Of course if some money comes through you should be thinking about buying some more email marketing data in, be careful where you get it from, that it’s good quality and you’re allowed to send out to it.
Remember you’re only going to get a small percentage of the people that you mail out to on your site – so really you’re probably going to need tens of thousands of records to make email marketing work on any commercial level.
I’ve lumped a lot into this subheading – working on the website. You can do a number of things on the website itself with just your time, you can improve the content and the optimisation making sure each page has the keywords a searcher would be making (where appropriate and useful!), writing extra content for the blog, adding categories and new pages etc. If you’ve got the skills inhouse to do some of the developments yourself then improving the way users interact with your site could be another thing you can do to get your site used more.
Remember you can do more harm than good by constantly twiggling with your page titles and headings so make the changes and forget about them – for a couple of months!
The key thing you can be doing is adding relevant blog posts to your website – check out content marketing, coupling this up with a social media strategy can be a great way to increase your websites audience. But it’s a long term approach and you tend not to see any results on the first, second, third or even fourth time someone visits your site. It’s a long game – but there are plenty of companies that have been producing content as part of their strategy for years and wouldn’t be here today if it wasn’t for that (promotion of that content is the key though, you’re going to need to find some audiences for that content because since Google went all semantic on us, you can’t guarantee if you write an exact match page title and heading, that you’ll automatically rank and suck up traffic.
Link Building / Offsite Marketing
Gone are the days of mass links. That’s a good thing and a bad thing. It means you need to get fewer links pointing at your site (so you don’t have to pay lots of other people to build them or by into some crazy linking scheme). It does however mean those links are harder to come by.

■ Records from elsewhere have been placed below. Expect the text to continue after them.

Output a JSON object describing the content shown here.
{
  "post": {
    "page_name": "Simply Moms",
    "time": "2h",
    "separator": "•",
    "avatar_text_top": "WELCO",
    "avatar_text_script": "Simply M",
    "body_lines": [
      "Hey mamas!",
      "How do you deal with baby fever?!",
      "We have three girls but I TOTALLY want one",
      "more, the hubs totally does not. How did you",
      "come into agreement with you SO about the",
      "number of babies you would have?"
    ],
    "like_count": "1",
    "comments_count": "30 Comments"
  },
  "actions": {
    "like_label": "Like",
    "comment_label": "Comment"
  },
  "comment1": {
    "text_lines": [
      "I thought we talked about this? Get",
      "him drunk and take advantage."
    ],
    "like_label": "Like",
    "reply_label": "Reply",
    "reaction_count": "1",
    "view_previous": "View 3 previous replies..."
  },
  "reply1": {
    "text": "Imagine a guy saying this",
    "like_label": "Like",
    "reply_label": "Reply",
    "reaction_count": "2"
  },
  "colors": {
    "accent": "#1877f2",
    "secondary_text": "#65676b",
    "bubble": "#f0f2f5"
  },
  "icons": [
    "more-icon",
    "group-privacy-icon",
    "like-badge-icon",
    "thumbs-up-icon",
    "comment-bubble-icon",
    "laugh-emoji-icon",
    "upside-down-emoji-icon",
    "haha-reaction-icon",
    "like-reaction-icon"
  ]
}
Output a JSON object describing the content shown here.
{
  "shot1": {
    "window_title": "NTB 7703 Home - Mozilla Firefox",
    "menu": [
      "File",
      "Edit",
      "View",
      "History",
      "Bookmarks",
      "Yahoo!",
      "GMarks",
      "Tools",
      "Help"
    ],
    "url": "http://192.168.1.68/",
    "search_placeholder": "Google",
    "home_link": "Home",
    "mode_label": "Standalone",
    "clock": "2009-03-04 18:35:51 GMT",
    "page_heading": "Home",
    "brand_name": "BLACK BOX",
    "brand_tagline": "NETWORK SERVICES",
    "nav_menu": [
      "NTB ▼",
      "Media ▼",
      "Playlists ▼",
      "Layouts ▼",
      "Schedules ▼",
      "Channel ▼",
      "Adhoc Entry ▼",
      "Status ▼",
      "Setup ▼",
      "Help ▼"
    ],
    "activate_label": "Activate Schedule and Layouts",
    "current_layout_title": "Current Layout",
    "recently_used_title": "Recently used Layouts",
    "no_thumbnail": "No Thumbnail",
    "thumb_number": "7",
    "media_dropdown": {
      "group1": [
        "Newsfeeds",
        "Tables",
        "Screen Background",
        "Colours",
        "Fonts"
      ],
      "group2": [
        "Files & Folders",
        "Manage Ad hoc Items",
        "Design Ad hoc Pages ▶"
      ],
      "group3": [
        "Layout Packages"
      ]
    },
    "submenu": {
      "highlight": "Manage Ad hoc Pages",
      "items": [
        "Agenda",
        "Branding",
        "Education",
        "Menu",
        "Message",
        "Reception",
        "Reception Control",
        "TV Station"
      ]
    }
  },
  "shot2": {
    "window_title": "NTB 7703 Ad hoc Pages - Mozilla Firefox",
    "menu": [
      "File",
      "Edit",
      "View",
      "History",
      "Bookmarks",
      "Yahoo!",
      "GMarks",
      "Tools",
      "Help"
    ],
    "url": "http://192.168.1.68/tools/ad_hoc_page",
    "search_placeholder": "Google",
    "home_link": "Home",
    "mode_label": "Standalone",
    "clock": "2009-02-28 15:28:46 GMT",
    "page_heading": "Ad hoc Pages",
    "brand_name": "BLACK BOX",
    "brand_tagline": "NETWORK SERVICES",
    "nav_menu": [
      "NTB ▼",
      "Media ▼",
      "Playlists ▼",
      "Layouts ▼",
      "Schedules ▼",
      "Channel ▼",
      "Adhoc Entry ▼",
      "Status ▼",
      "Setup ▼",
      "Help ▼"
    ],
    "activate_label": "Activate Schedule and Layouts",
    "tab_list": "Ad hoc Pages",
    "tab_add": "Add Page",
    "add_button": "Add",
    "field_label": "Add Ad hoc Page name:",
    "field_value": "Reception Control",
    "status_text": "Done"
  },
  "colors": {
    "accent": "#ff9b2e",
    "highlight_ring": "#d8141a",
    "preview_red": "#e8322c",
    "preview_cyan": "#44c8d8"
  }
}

As part of your content strategy you want to be creating content that people will link back to. Think of useful content that informs people. Perhaps with guides or infographics, you might also want to think about targeting individuals in your content – by focussing on a influencer in your industry you might be able to get them to link back and promote your content for you.
Make sure you use your existing network, speak to your suppliers to see if there’s anything they can do to create content on their websites in order to get links to your site.
There are still free links to be had in social profiles and directories, many of these will rightly be nofollowed but you’ll need as many of those as you can get.
Affiliate Marketing / Introducers
If you sell products you might be able to get your products on other people’s websites where they just take some of your profit (rather than taking a fee upfront like the marketplaces will).
You might also want to pay a introducer fee to anyone that sends a customer your way, you can do this by recording unique queries on urls – it’s relatively simple, but you’ve got to have an existing audience to encourage to get involved in the first place.
Remember Marketing Isn’t Sales
Although we all strive to be ROI driven marketers it’s important to remember marketing isn’t the same as sales. In sales a sales person gets on the phone and creates sales, they then get paid on the back of the money they’ve earned. In marketing it takes time to build up and depending on the market, and how unique the proposition, it can take a lot of time to break into a market and start the ROI cycle. If you can get a budget together you will be able to make this happen a lot quicker.